A non-provisional patent application requests the United States Patent and Trademark Office (USPTO) to issue a utility patent. This type of patent protects intellectual property rights for anything novel, useful, and non-obvious:
- Processes and systems;
- Chemical compounds or compositions of matter; or
- Improvements on pre-existing patents.
Non-Provisional Patents: What Are They?
Also known as a utility patent application, a non-provisional patent application leads the way to a utility patent issue. This type of patent:
- Can cover electrical, mechanical, or chemical inventions.
- Can protect an inventor's rights to make, use, and sell an in
- 10 min read
What Is a Food Patent?
A food patent is a type of utility patent that covers edible products and food-related processes and compositions. The federal government tries to encourage innovation in all fields, including cooking, by granting patents through the United States Patent and Trademark Office (USPTO). Food patents can be lucrative. Inventors of new recipes with significant appeal should apply for a patent.
Can a Person Patent a Food or Recipe?
Patent Class 426 allows for the patenting of foods and recipes. The language of this rule covers foods and edible materials. The law views food as a composition of matter, which is one of the categories eligible for patents.
An inventor can create a new composition that alters the structure in an innovative way. In other words, a chef can prove originality by crafting a recipe that no one else has ever made before. It still has to meet the same criteria for patents as anything else:
- 6 min read
What Can Be Patented?
An invention can be patented if it has a useful purpose, has patentable subject matter, is novel, and is non-obvious. The patent could cover a composition, production process, machine, tool, new plant species, or an upgrade to an existing invention. Inventors must meet certain government guidelines to get a patent.
What Requirements Must a Person Satisfy to Get a Patent?
To get a patent, the person's invention must meet four requirements:
- The invention must have a useful purpose.
- The invention must meet the legal definition of "novel."
- The invention can't be something that anyone could invent.
- The invention must have patentable subject matter.

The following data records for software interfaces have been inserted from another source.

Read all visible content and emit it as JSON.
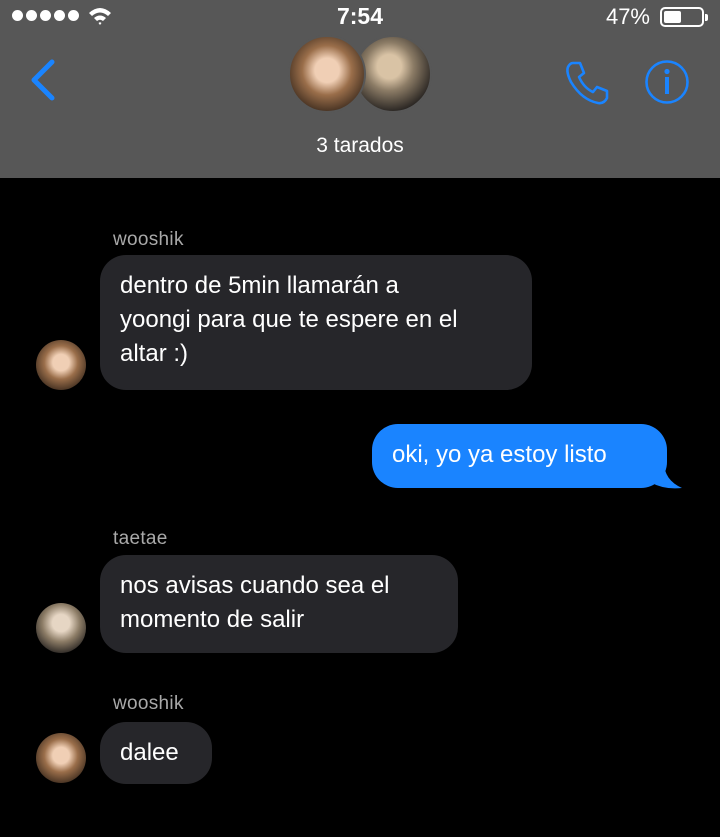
{
  "status": {
    "time": "7:54",
    "battery": "47%",
    "battery_level": 0.47
  },
  "header": {
    "group_name": "3 tarados"
  },
  "colors": {
    "header_bg": "#575757",
    "accent_blue": "#1a84ff",
    "incoming_bubble": "#26262a"
  },
  "messages": [
    {
      "sender": "wooshik",
      "text_lines": [
        "dentro de 5min llamarán a",
        "yoongi para que te espere en el",
        "altar :)"
      ],
      "direction": "incoming"
    },
    {
      "text": "oki, yo ya estoy listo",
      "direction": "outgoing"
    },
    {
      "sender": "taetae",
      "text_lines": [
        "nos avisas cuando sea el",
        "momento de salir"
      ],
      "direction": "incoming"
    },
    {
      "sender": "wooshik",
      "text": "dalee",
      "direction": "incoming"
    }
  ]
}
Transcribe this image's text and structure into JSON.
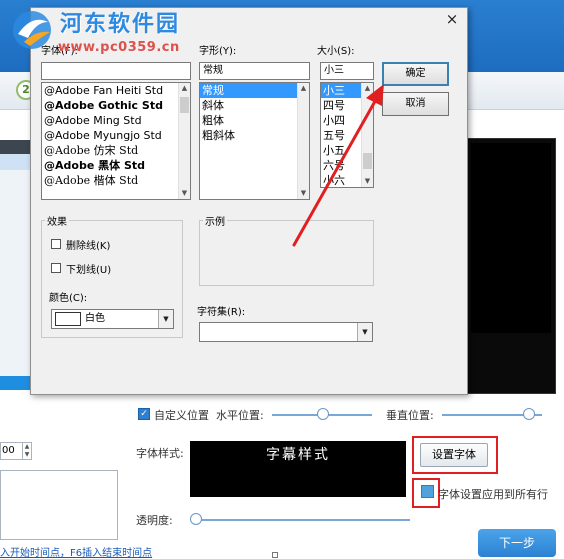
{
  "watermark": {
    "title": "河东软件园",
    "url": "www.pc0359.cn"
  },
  "toolbar": {
    "step_badge": "2"
  },
  "dialog": {
    "close_glyph": "×",
    "font_label": "字体(F):",
    "style_label": "字形(Y):",
    "size_label": "大小(S):",
    "font_value": "",
    "style_value": "常规",
    "size_value": "小三",
    "font_list": [
      "@Adobe Fan Heiti Std",
      "@Adobe Gothic Std",
      "@Adobe Ming Std",
      "@Adobe Myungjo Std",
      "@Adobe 仿宋 Std",
      "@Adobe 黑体 Std",
      "@Adobe 楷体 Std"
    ],
    "style_list": [
      "常规",
      "斜体",
      "粗体",
      "粗斜体"
    ],
    "size_list": [
      "小三",
      "四号",
      "小四",
      "五号",
      "小五",
      "六号",
      "小六"
    ],
    "ok_label": "确定",
    "cancel_label": "取消",
    "effects_title": "效果",
    "strikeout_label": "删除线(K)",
    "underline_label": "下划线(U)",
    "color_label": "颜色(C):",
    "color_value": "白色",
    "sample_title": "示例",
    "charset_label": "字符集(R):",
    "charset_value": ""
  },
  "app": {
    "custom_position_label": "自定义位置",
    "horizontal_label": "水平位置:",
    "vertical_label": "垂直位置:",
    "font_style_label": "字体样式:",
    "subtitle_preview_text": "字幕样式",
    "set_font_button": "设置字体",
    "apply_all_label": "字体设置应用到所有行",
    "opacity_label": "透明度:",
    "spin_value": "00",
    "hint_text": "入开始时间点，F6插入结束时间点",
    "next_button": "下一步"
  },
  "colors": {
    "accent": "#2f7fd1",
    "highlight_red": "#e02020",
    "selection": "#3399ff"
  }
}
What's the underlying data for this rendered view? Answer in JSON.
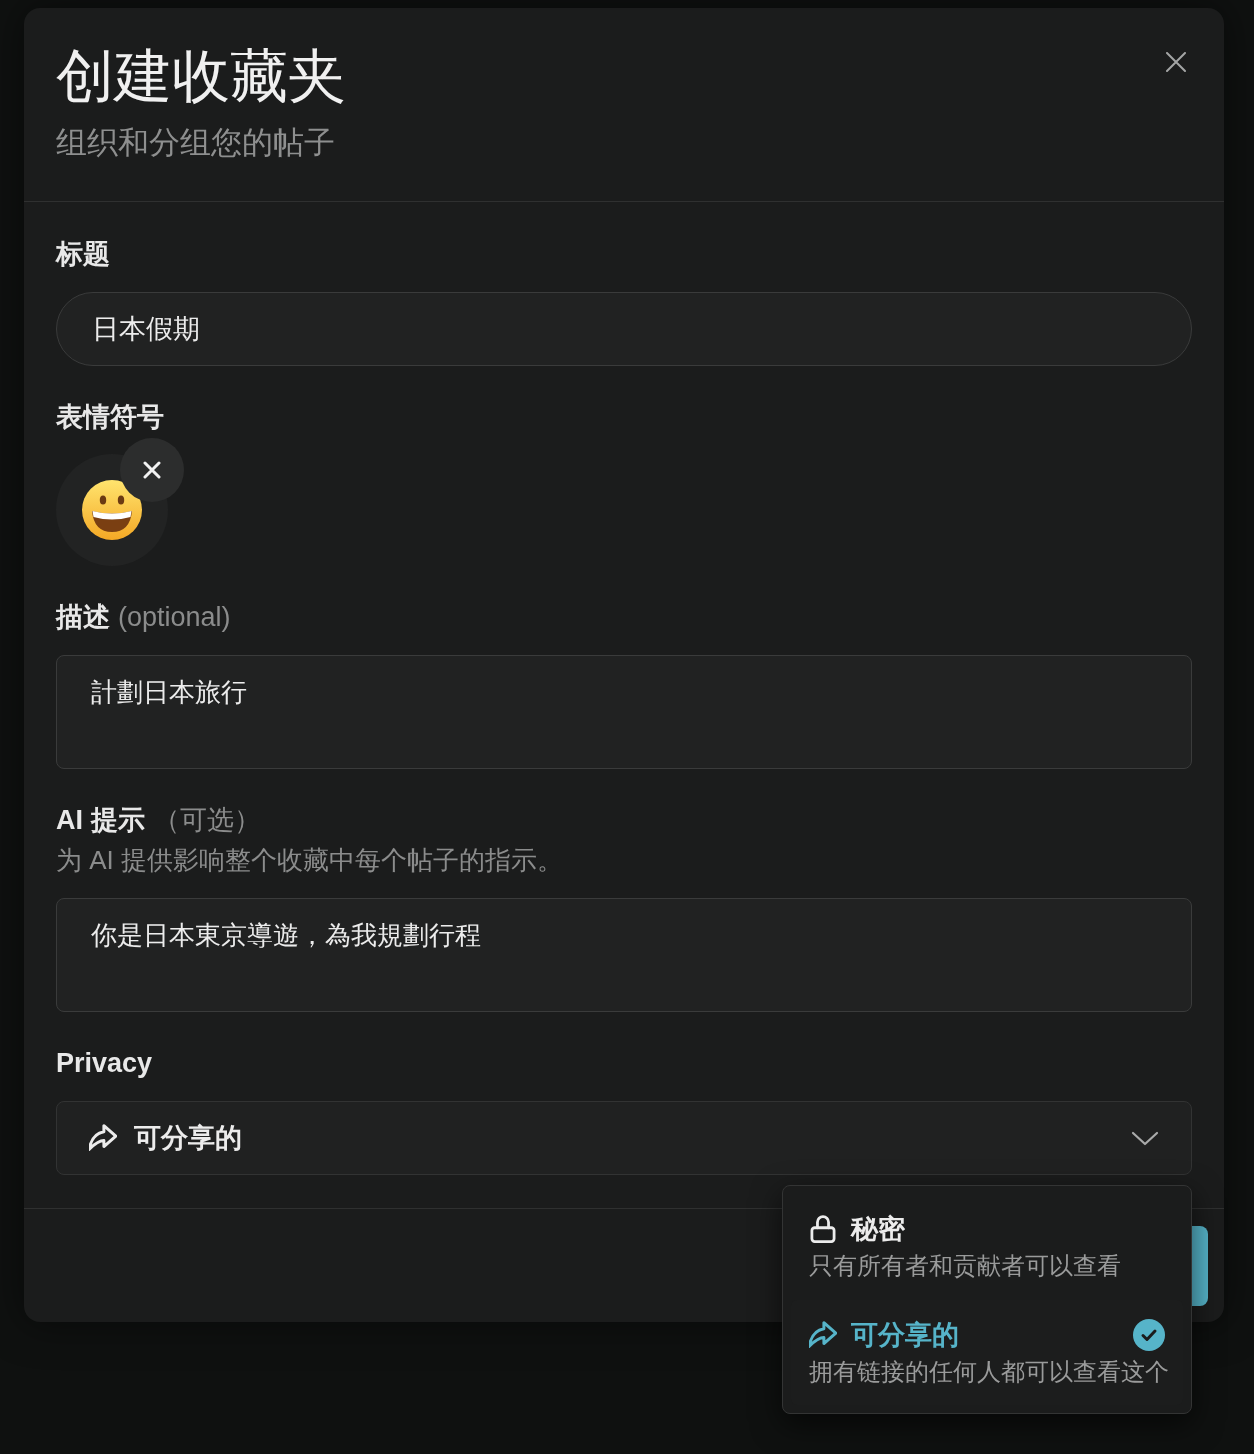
{
  "dialog": {
    "title": "创建收藏夹",
    "subtitle": "组织和分组您的帖子"
  },
  "fields": [
    {
      "kind": "text",
      "label": "标题",
      "value": "日本假期"
    },
    {
      "kind": "emoji",
      "label": "表情符号"
    },
    {
      "kind": "textarea",
      "label": "描述",
      "optional": "(optional)",
      "value": "計劃日本旅行"
    },
    {
      "kind": "textarea",
      "label": "AI 提示",
      "optional": "（可选）",
      "hint": "为 AI 提供影响整个收藏中每个帖子的指示。",
      "value": "你是日本東京導遊，為我規劃行程"
    },
    {
      "kind": "select",
      "label": "Privacy",
      "value": "可分享的"
    }
  ],
  "privacy_menu": {
    "options": [
      {
        "kind": "private",
        "label": "秘密",
        "description": "只有所有者和贡献者可以查看",
        "selected": false
      },
      {
        "kind": "shared",
        "label": "可分享的",
        "description": "拥有链接的任何人都可以查看这个",
        "selected": true
      }
    ]
  }
}
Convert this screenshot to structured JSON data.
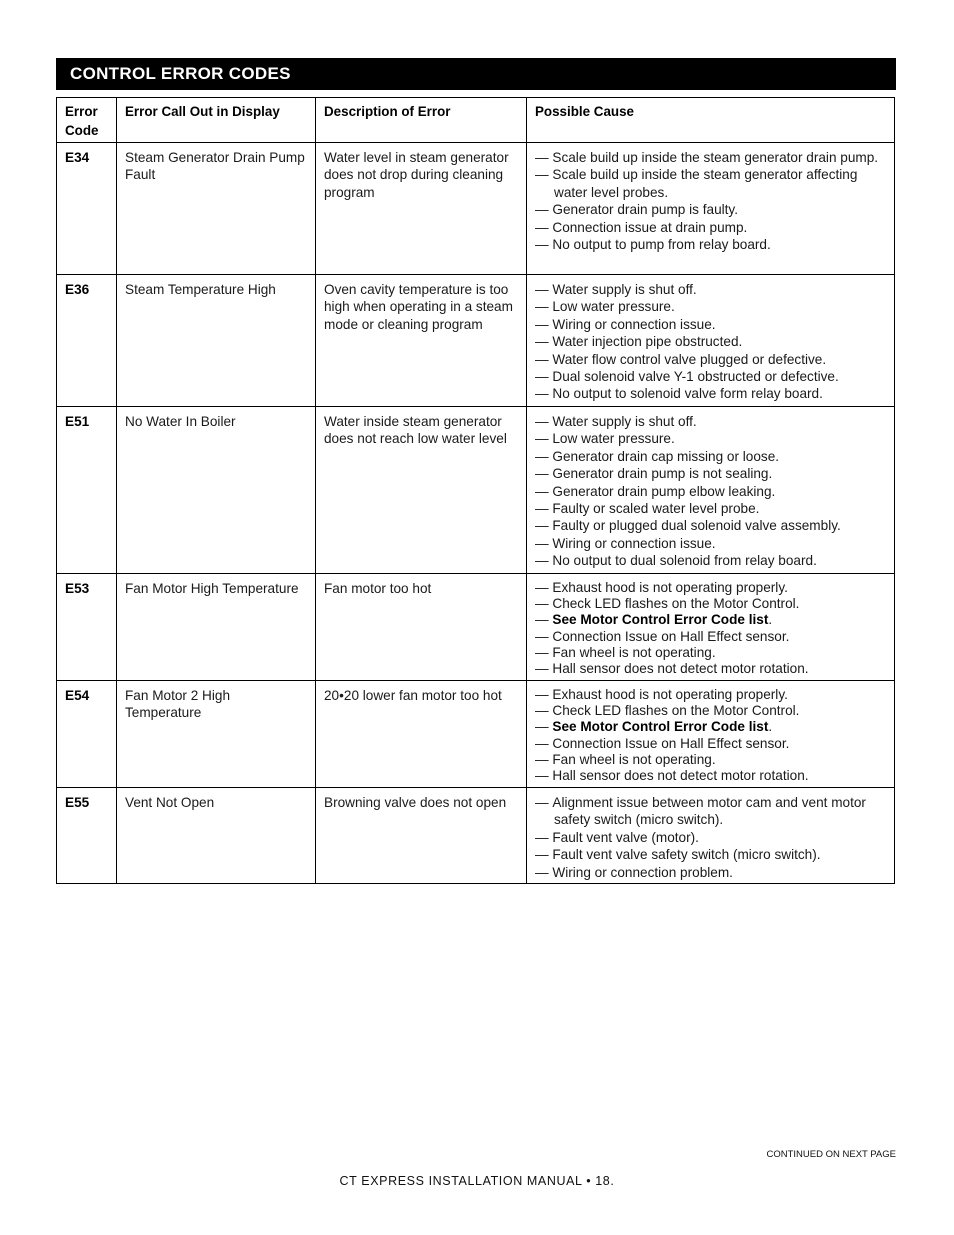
{
  "section_title": "CONTROL ERROR CODES",
  "table": {
    "headers": {
      "code": "Error Code",
      "callout": "Error Call Out in Display",
      "description": "Description of Error",
      "cause": "Possible Cause"
    },
    "rows": [
      {
        "code": "E34",
        "callout": "Steam Generator Drain Pump Fault",
        "description": "Water level in steam generator does not drop during cleaning program",
        "causes": [
          "Scale build up inside the steam generator drain pump.",
          "Scale build up inside the steam generator affecting water level probes.",
          "Generator drain pump is faulty.",
          "Connection issue at drain pump.",
          "No output to pump from relay board."
        ]
      },
      {
        "code": "E36",
        "callout": "Steam Temperature High",
        "description": "Oven cavity temperature is too high when operating in a steam mode or cleaning program",
        "causes": [
          "Water supply is shut off.",
          "Low water pressure.",
          "Wiring or connection issue.",
          "Water injection pipe obstructed.",
          "Water flow control valve plugged or defective.",
          "Dual solenoid valve Y-1 obstructed or defective.",
          "No output to solenoid valve form relay board."
        ]
      },
      {
        "code": "E51",
        "callout": "No Water In Boiler",
        "description": "Water inside steam generator does not reach low water level",
        "causes": [
          "Water supply is shut off.",
          "Low water pressure.",
          "Generator drain cap missing or loose.",
          "Generator drain pump is not sealing.",
          "Generator drain pump elbow leaking.",
          "Faulty or scaled water level probe.",
          "Faulty or plugged dual solenoid valve assembly.",
          "Wiring or connection issue.",
          "No output to dual solenoid from relay board."
        ]
      },
      {
        "code": "E53",
        "callout": "Fan Motor High Temperature",
        "description": "Fan motor too hot",
        "causes": [
          "Exhaust hood is not operating properly.",
          "Check LED flashes on the Motor Control.",
          {
            "bold": "See Motor Control Error Code list",
            "rest": "."
          },
          "Connection Issue on Hall Effect sensor.",
          "Fan wheel is not operating.",
          "Hall sensor does not detect motor rotation."
        ]
      },
      {
        "code": "E54",
        "callout": "Fan Motor 2 High Temperature",
        "description": "20•20 lower fan motor too hot",
        "causes": [
          "Exhaust hood is not operating properly.",
          "Check LED flashes on the Motor Control.",
          {
            "bold": "See Motor Control Error Code list",
            "rest": "."
          },
          "Connection Issue on Hall Effect sensor.",
          "Fan wheel is not operating.",
          "Hall sensor does not detect motor rotation."
        ]
      },
      {
        "code": "E55",
        "callout": "Vent Not Open",
        "description": "Browning valve does not open",
        "causes": [
          "Alignment issue between motor cam and vent motor safety switch (micro switch).",
          "Fault vent valve (motor).",
          "Fault vent valve safety switch (micro switch).",
          "Wiring or connection problem."
        ]
      }
    ]
  },
  "continued_note": "CONTINUED ON NEXT PAGE",
  "footer": "CT EXPRESS INSTALLATION MANUAL • 18."
}
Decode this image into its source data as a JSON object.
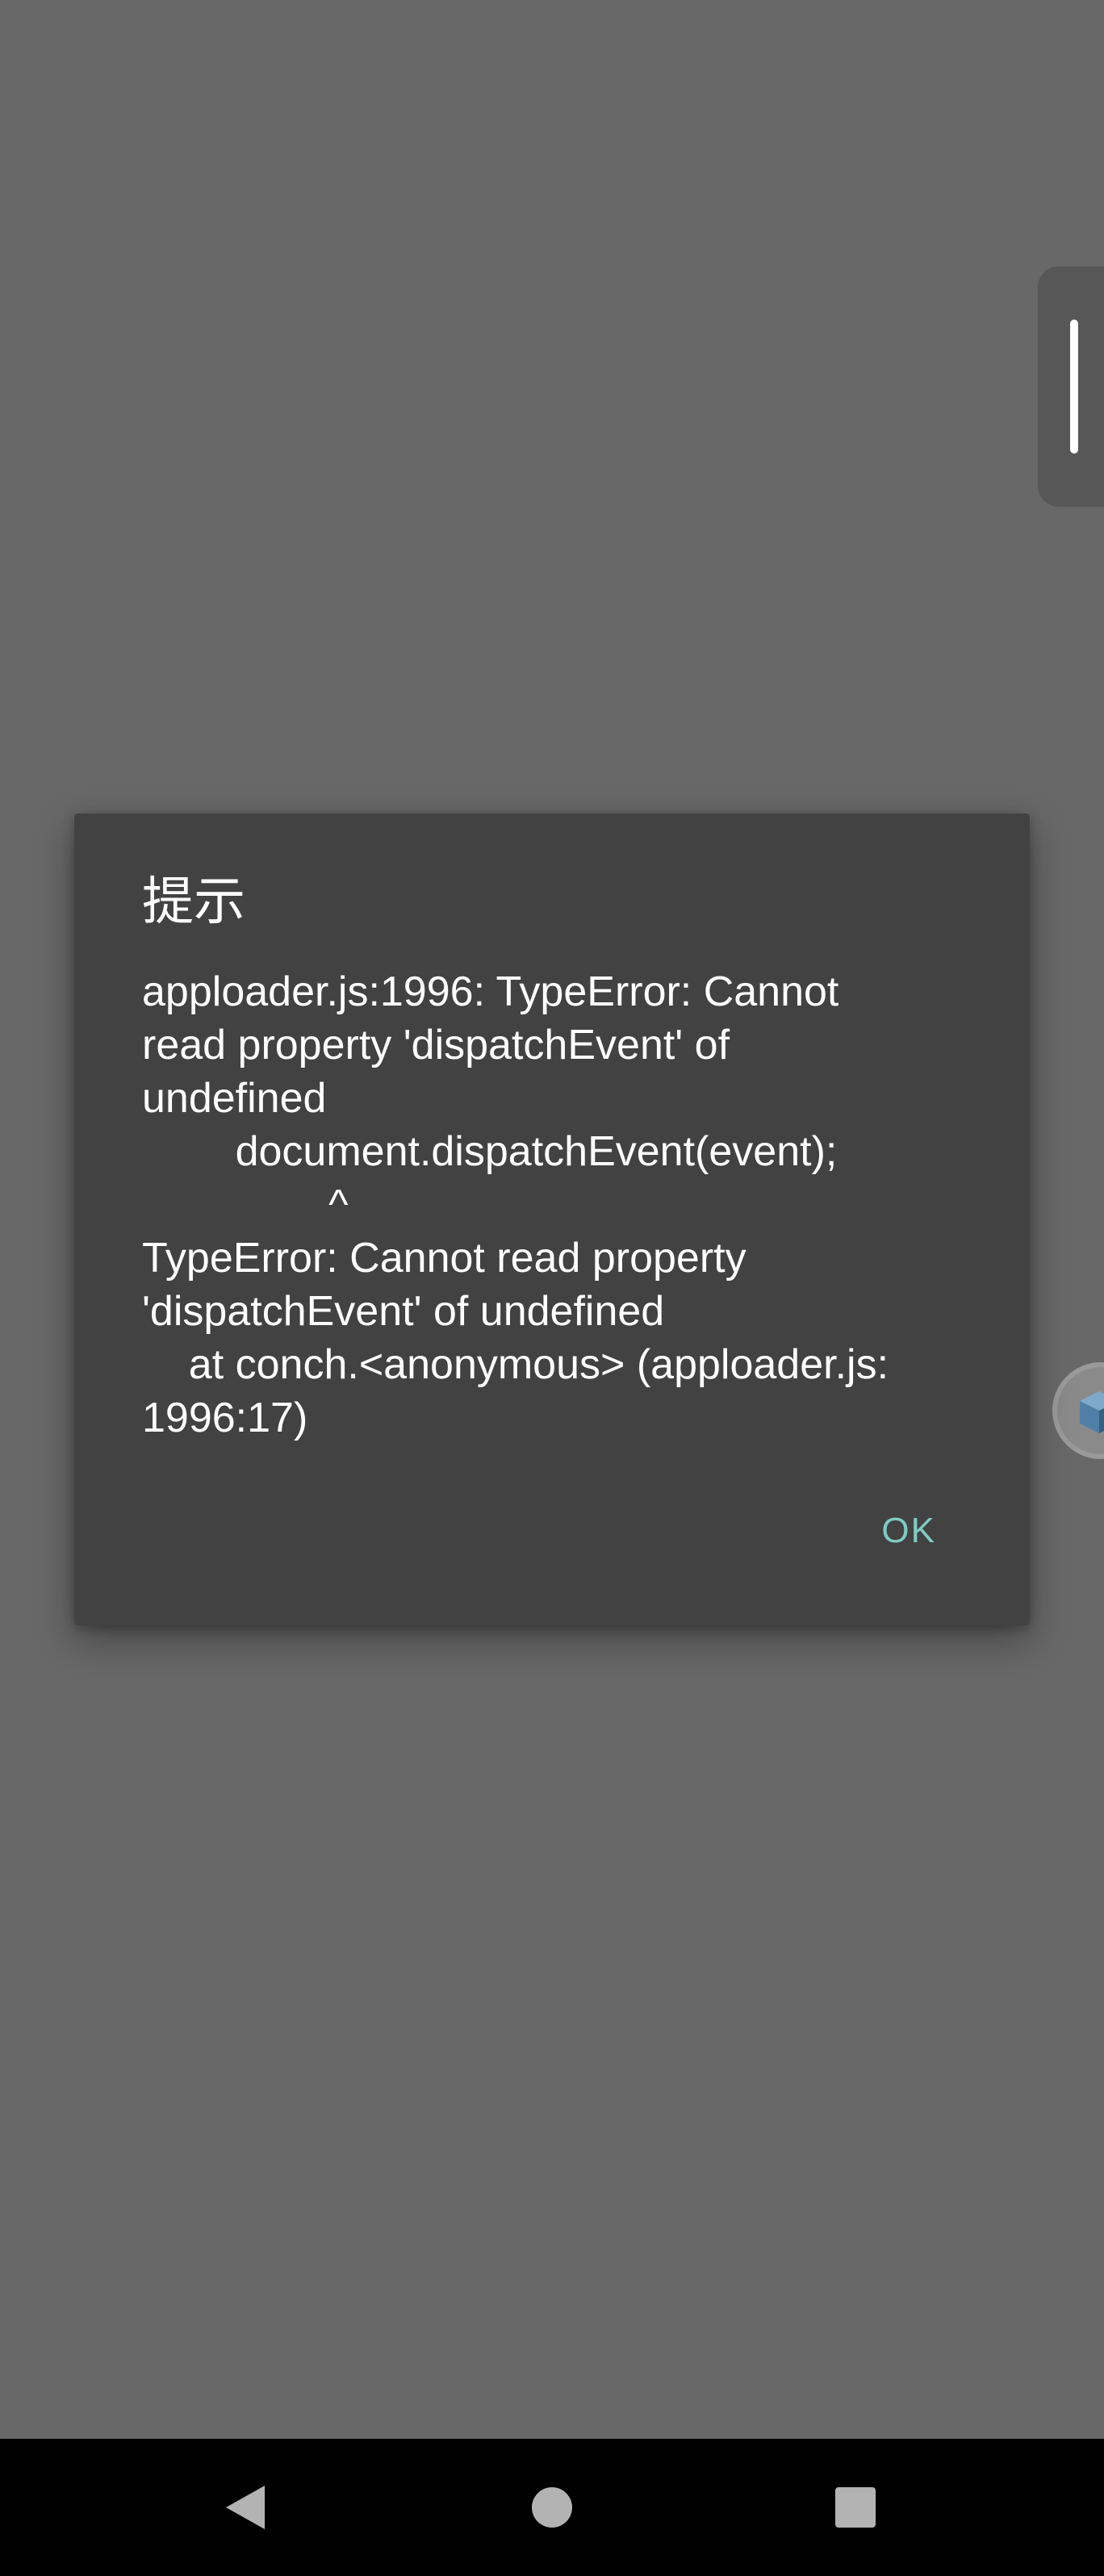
{
  "dialog": {
    "title": "提示",
    "message": "apploader.js:1996: TypeError: Cannot\nread property 'dispatchEvent' of\nundefined\n        document.dispatchEvent(event);\n                ^\nTypeError: Cannot read property\n'dispatchEvent' of undefined\n    at conch.<anonymous> (apploader.js:\n1996:17)",
    "ok_label": "OK"
  },
  "icons": {
    "edge_tab": "drag-handle-icon",
    "float_ball": "cube-icon",
    "nav_back": "back-triangle-icon",
    "nav_home": "home-circle-icon",
    "nav_recent": "recent-square-icon"
  },
  "colors": {
    "background": "#686868",
    "dialog": "#424242",
    "accent": "#80cbc4",
    "nav_bar": "#000000"
  }
}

Government rules for patents ask certain things of the applicant. They need to show or describe the invention in a way that a patent officer can understand. They don't need a prototype to